WHAT IS NEEDED: For the listing beneath, state how many lines contain the string "Application". Give the number by itself.

RECORDS PROVIDED:
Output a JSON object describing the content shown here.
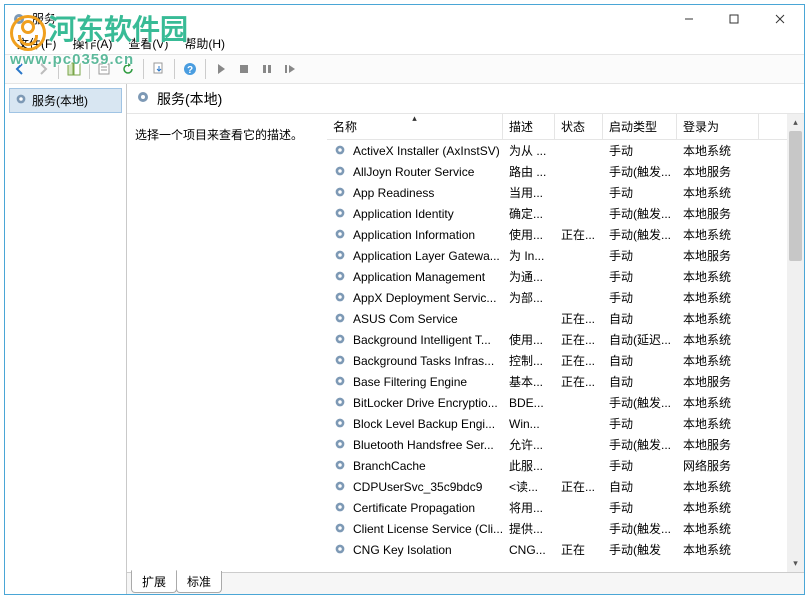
{
  "watermark": {
    "text": "河东软件园",
    "sub": "www.pc0359.cn"
  },
  "window": {
    "title": "服务"
  },
  "menu": {
    "file": "文件(F)",
    "action": "操作(A)",
    "view": "查看(V)",
    "help": "帮助(H)"
  },
  "nav": {
    "root": "服务(本地)"
  },
  "detail": {
    "heading": "服务(本地)",
    "prompt": "选择一个项目来查看它的描述。"
  },
  "columns": {
    "name": "名称",
    "desc": "描述",
    "status": "状态",
    "startup": "启动类型",
    "logon": "登录为"
  },
  "tabs": {
    "ext": "扩展",
    "std": "标准"
  },
  "services": [
    {
      "name": "ActiveX Installer (AxInstSV)",
      "desc": "为从 ...",
      "status": "",
      "startup": "手动",
      "logon": "本地系统"
    },
    {
      "name": "AllJoyn Router Service",
      "desc": "路由 ...",
      "status": "",
      "startup": "手动(触发...",
      "logon": "本地服务"
    },
    {
      "name": "App Readiness",
      "desc": "当用...",
      "status": "",
      "startup": "手动",
      "logon": "本地系统"
    },
    {
      "name": "Application Identity",
      "desc": "确定...",
      "status": "",
      "startup": "手动(触发...",
      "logon": "本地服务"
    },
    {
      "name": "Application Information",
      "desc": "使用...",
      "status": "正在...",
      "startup": "手动(触发...",
      "logon": "本地系统"
    },
    {
      "name": "Application Layer Gatewa...",
      "desc": "为 In...",
      "status": "",
      "startup": "手动",
      "logon": "本地服务"
    },
    {
      "name": "Application Management",
      "desc": "为通...",
      "status": "",
      "startup": "手动",
      "logon": "本地系统"
    },
    {
      "name": "AppX Deployment Servic...",
      "desc": "为部...",
      "status": "",
      "startup": "手动",
      "logon": "本地系统"
    },
    {
      "name": "ASUS Com Service",
      "desc": "",
      "status": "正在...",
      "startup": "自动",
      "logon": "本地系统"
    },
    {
      "name": "Background Intelligent T...",
      "desc": "使用...",
      "status": "正在...",
      "startup": "自动(延迟...",
      "logon": "本地系统"
    },
    {
      "name": "Background Tasks Infras...",
      "desc": "控制...",
      "status": "正在...",
      "startup": "自动",
      "logon": "本地系统"
    },
    {
      "name": "Base Filtering Engine",
      "desc": "基本...",
      "status": "正在...",
      "startup": "自动",
      "logon": "本地服务"
    },
    {
      "name": "BitLocker Drive Encryptio...",
      "desc": "BDE...",
      "status": "",
      "startup": "手动(触发...",
      "logon": "本地系统"
    },
    {
      "name": "Block Level Backup Engi...",
      "desc": "Win...",
      "status": "",
      "startup": "手动",
      "logon": "本地系统"
    },
    {
      "name": "Bluetooth Handsfree Ser...",
      "desc": "允许...",
      "status": "",
      "startup": "手动(触发...",
      "logon": "本地服务"
    },
    {
      "name": "BranchCache",
      "desc": "此服...",
      "status": "",
      "startup": "手动",
      "logon": "网络服务"
    },
    {
      "name": "CDPUserSvc_35c9bdc9",
      "desc": "<读...",
      "status": "正在...",
      "startup": "自动",
      "logon": "本地系统"
    },
    {
      "name": "Certificate Propagation",
      "desc": "将用...",
      "status": "",
      "startup": "手动",
      "logon": "本地系统"
    },
    {
      "name": "Client License Service (Cli...",
      "desc": "提供...",
      "status": "",
      "startup": "手动(触发...",
      "logon": "本地系统"
    },
    {
      "name": "CNG Key Isolation",
      "desc": "CNG...",
      "status": "正在",
      "startup": "手动(触发",
      "logon": "本地系统"
    }
  ]
}
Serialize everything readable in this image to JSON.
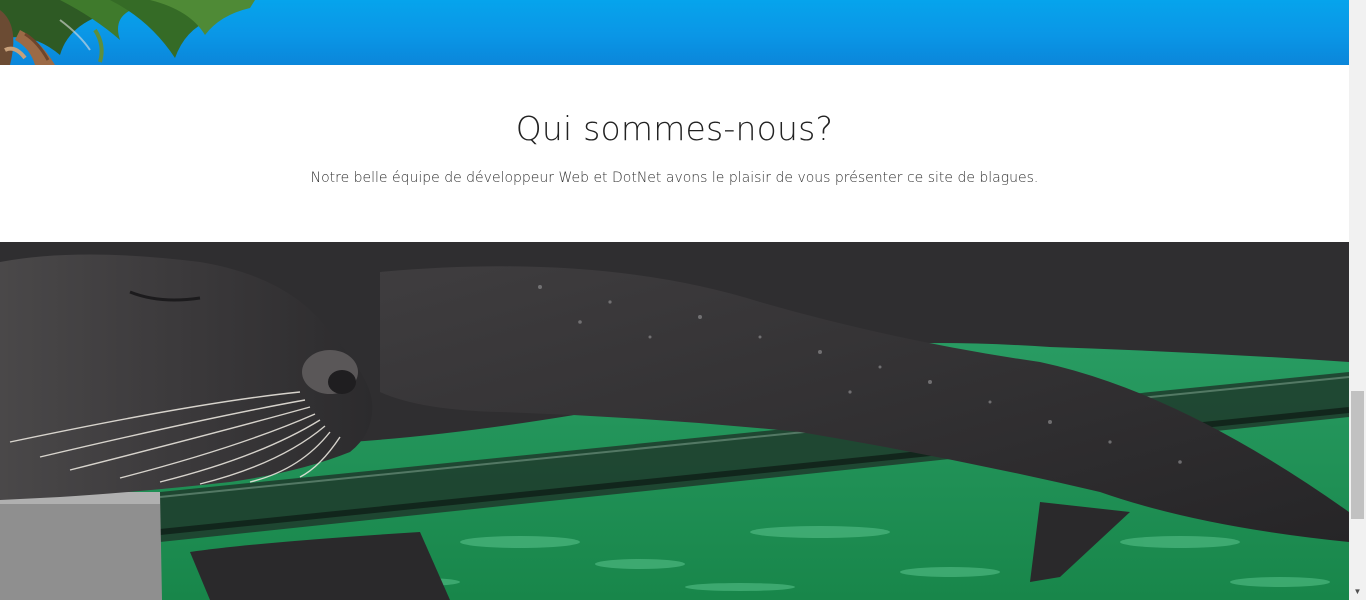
{
  "page": {
    "about": {
      "title": "Qui sommes-nous?",
      "text": "Notre belle équipe de développeur Web et DotNet avons le plaisir de vous présenter ce site de blagues."
    },
    "images": {
      "top_banner": "palm-tree-sky-photo",
      "main_photo": "sleeping-sea-lion-photo"
    },
    "scrollbar": {
      "arrow_down_icon": "▼"
    }
  },
  "colors": {
    "sky": "#0a96e6",
    "text": "#222222",
    "water": "#1f9a5a",
    "sea_lion": "#3a3a3c"
  }
}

REPLY TO THE EXERCISE: 4